According to Steinmetz, the dynamics between the newer residents of the area and the CHA residents has been positive. “I feel like the relationship has been friendly,” she says. “I’ve never seen any fights or anyone screaming at each other. We always walk our dogs and say hello. I haven’t experienced any negative or dangerous interactions.”
On the other hand, both Murry and McDonald recall eggs being thrown at the homes of the CHA residents during Halloween.
Brewster’s voice breaks as she recalls feeling outcasted by neighbors because of their differences. “You can’t help but look at your own reflection in the Target window. It’s like, wow, they really aren’t speaking to me because of my skin color.”
Mary Pattillo, a professor of sociology and African American studies at Northwestern University, claims that mixed-income communities are unsuccessful at creating real relationships between people of different socioeconomic levels.
“Is it effective in creating bonds across incomes? I think the evidence is very clear that it is not,” she says. According to Mark Joseph and Rob Chastkin, leading researchers on mixed income neighborhoods in Chicago, residents across units interact with each other little, there are occasional antagonisms.
“You can’t help but look at your own reflection in the Target window. It’s like, wow, they really aren’t speaking to me because of my skin color.”
An open grassy field is now in the place of where the last Cabrini Green high rise used to stand.
Apart from personal relationships between the residents in the mixed-income community, there are also imbalances of power between homeowners and those who are not. For example, if a homeowner makes a complaint against a CHA resident, there is not much the CHA resident can do to fight against it themselves.
“A tenant doesn’t necessarily get a chance to directly defend themselves. They have to be defended by their property manager at a hearing,” Brewster says. “However, if it’s a homeowner or a condo owner, they can represent themselves at a hearing because they own their unit.”
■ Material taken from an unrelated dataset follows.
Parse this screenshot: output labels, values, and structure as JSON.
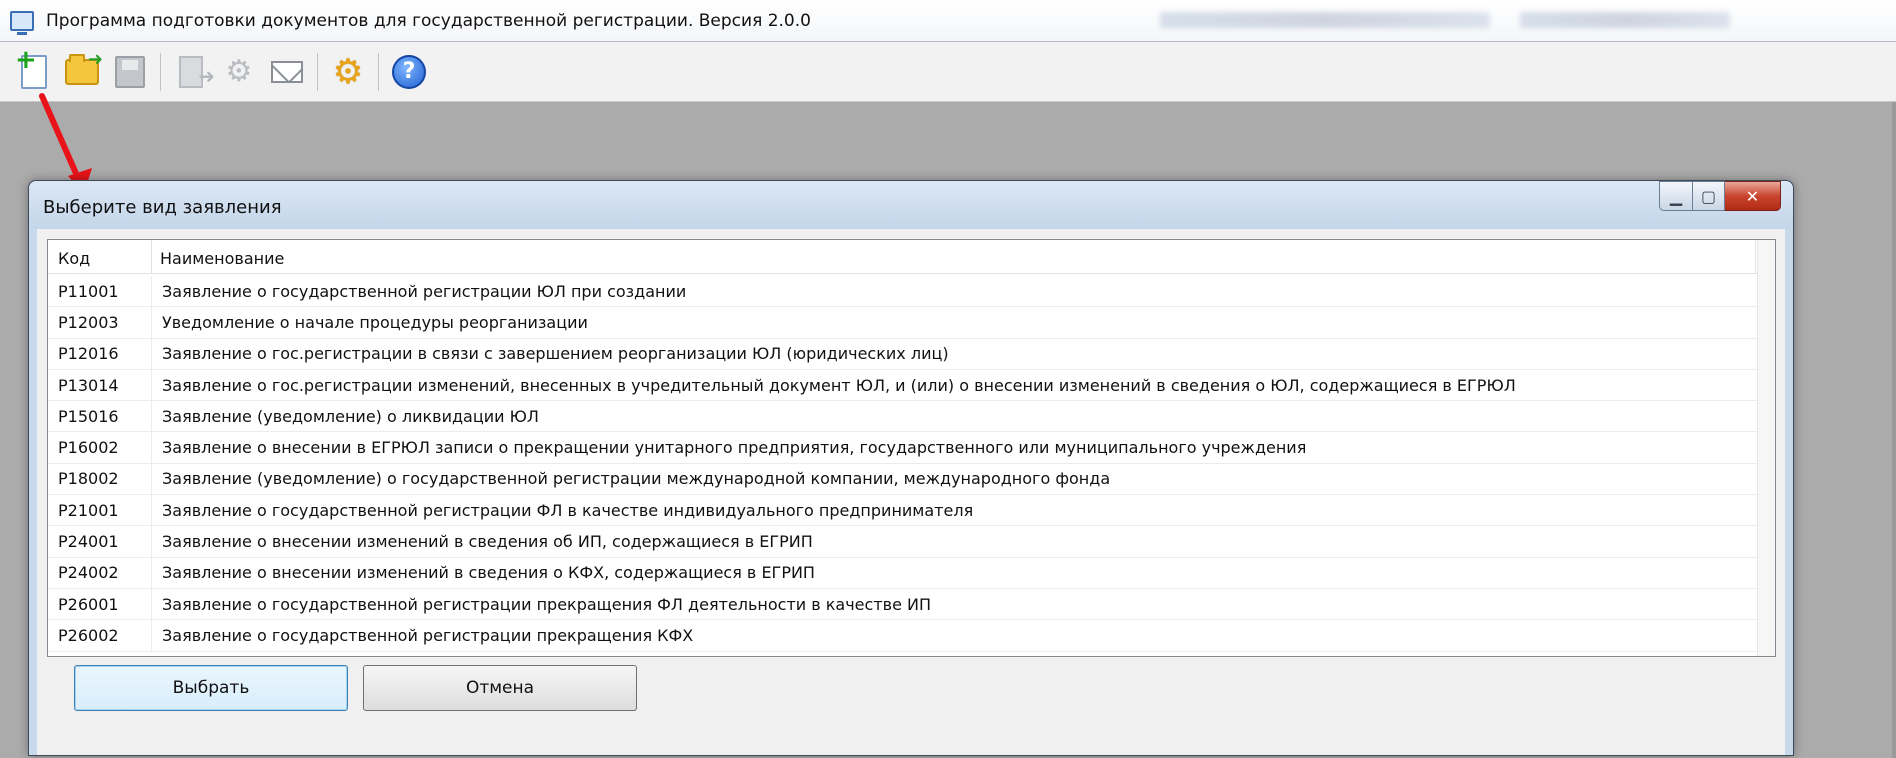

Matthew Aguilar, senior manager of communications and marketing for the CHA, says the CHA provides “employment training, job retention assistance, child care programs and college scholarships” to give support and to help residents gain self-sufficiency. In terms of representation for CHA residents in their own communities, Local Advisory Councils are one system the CHA has put in place to give its residents a voice. With Local Advisory Councils, residents can vote for a representative from their community to serve on the board. Yet the CHA does not have to listen to the council or act in the interests of its tenants.
And this is reflected in the feeling of powerlessness some renters say they feel, especially as their community is being gentrified.
“People think gentrification is [a] great thing, until it goes wrong,” McDonald says.
The realities of gentrification look and feel different for everyone involved in its game. To Mandy Steinmetz, Cabrini Green was the perfect choice for her new family to live: an up-and-coming, diverse area close to work. But to CHA residents like McDonald, Murry and Brewster, gentrification in the area has taken away community and power.
McDonald hopes that the future of public housing will look different in Chicago and that everyone receives fair housing.
“I hope that one day we have equal housing for everyone,” McDonald says. “Not just for people from Cabrini or Robert Taylor Homes, but I want housing for the homeless. I want to see people from their neighborhoods actually come back. That’s my hope: being able to let the people in the neighborhood revamp their own communities. That’s how the gentrification process supposed to work.”